◆ PROBLEM DESCRIPTION ◆
Each record should be output exactly, with every character kept.

◆ SUPPLIED DATA ◆
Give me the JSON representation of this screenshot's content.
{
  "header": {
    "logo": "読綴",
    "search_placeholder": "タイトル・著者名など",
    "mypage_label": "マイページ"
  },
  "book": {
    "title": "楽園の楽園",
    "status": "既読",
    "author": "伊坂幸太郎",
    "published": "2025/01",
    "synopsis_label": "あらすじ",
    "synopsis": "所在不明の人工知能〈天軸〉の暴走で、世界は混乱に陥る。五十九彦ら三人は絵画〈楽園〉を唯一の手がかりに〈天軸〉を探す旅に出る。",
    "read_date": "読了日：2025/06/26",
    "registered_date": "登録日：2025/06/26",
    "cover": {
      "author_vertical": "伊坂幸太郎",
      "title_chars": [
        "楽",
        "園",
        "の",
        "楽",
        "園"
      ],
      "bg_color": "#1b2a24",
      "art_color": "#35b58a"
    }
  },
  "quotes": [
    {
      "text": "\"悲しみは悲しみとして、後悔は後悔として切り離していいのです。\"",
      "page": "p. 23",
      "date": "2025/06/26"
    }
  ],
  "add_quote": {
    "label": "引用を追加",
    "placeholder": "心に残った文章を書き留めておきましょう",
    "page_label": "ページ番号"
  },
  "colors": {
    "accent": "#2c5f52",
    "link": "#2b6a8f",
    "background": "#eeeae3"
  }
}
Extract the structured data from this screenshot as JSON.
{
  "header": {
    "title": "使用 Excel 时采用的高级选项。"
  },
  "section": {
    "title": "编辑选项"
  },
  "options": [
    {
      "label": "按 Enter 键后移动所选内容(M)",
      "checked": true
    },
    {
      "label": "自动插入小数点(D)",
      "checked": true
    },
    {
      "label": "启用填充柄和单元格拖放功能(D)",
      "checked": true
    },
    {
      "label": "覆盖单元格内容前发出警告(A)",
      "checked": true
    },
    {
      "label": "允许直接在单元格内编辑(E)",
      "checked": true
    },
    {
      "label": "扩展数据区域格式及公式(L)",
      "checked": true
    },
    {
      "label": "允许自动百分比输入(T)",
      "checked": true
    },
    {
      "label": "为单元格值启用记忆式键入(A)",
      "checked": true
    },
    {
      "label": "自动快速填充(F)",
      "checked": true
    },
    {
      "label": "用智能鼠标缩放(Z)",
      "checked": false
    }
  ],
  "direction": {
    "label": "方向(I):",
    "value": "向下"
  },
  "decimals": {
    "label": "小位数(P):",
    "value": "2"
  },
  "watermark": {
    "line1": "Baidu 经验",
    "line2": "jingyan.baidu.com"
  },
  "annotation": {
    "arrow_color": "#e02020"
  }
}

◆ RESULT OF THIS TASK ◆
Give me the JSON representation of this screenshot's content.
{
  "header": {
    "logo": "読綴",
    "search_placeholder": "タイトル・著者名など",
    "mypage_label": "マイページ"
  },
  "book": {
    "title": "楽園の楽園",
    "status": "既読",
    "author": "伊坂幸太郎",
    "published": "2025/01",
    "synopsis_label": "あらすじ",
    "synopsis": "所在不明の人工知能〈天軸〉の暴走で、世界は混乱に陥る。五十九彦ら三人は絵画〈楽園〉を唯一の手がかりに〈天軸〉を探す旅に出る。",
    "read_date": "読了日：2025/06/26",
    "registered_date": "登録日：2025/06/26",
    "cover": {
      "author_vertical": "伊坂幸太郎",
      "title_chars": [
        "楽",
        "園",
        "の",
        "楽",
        "園"
      ],
      "bg_color": "#1b2a24",
      "art_color": "#35b58a"
    }
  },
  "quotes": [
    {
      "text": "\"悲しみは悲しみとして、後悔は後悔として切り離していいのです。\"",
      "page": "p. 23",
      "date": "2025/06/26"
    }
  ],
  "add_quote": {
    "label": "引用を追加",
    "placeholder": "心に残った文章を書き留めておきましょう",
    "page_label": "ページ番号"
  },
  "colors": {
    "accent": "#2c5f52",
    "link": "#2b6a8f",
    "background": "#eeeae3"
  }
}
Extract the structured data from this screenshot as JSON.
{
  "header": {
    "title": "使用 Excel 时采用的高级选项。"
  },
  "section": {
    "title": "编辑选项"
  },
  "options": [
    {
      "label": "按 Enter 键后移动所选内容(M)",
      "checked": true
    },
    {
      "label": "自动插入小数点(D)",
      "checked": true
    },
    {
      "label": "启用填充柄和单元格拖放功能(D)",
      "checked": true
    },
    {
      "label": "覆盖单元格内容前发出警告(A)",
      "checked": true
    },
    {
      "label": "允许直接在单元格内编辑(E)",
      "checked": true
    },
    {
      "label": "扩展数据区域格式及公式(L)",
      "checked": true
    },
    {
      "label": "允许自动百分比输入(T)",
      "checked": true
    },
    {
      "label": "为单元格值启用记忆式键入(A)",
      "checked": true
    },
    {
      "label": "自动快速填充(F)",
      "checked": true
    },
    {
      "label": "用智能鼠标缩放(Z)",
      "checked": false
    }
  ],
  "direction": {
    "label": "方向(I):",
    "value": "向下"
  },
  "decimals": {
    "label": "小位数(P):",
    "value": "2"
  },
  "watermark": {
    "line1": "Baidu 经验",
    "line2": "jingyan.baidu.com"
  },
  "annotation": {
    "arrow_color": "#e02020"
  }
}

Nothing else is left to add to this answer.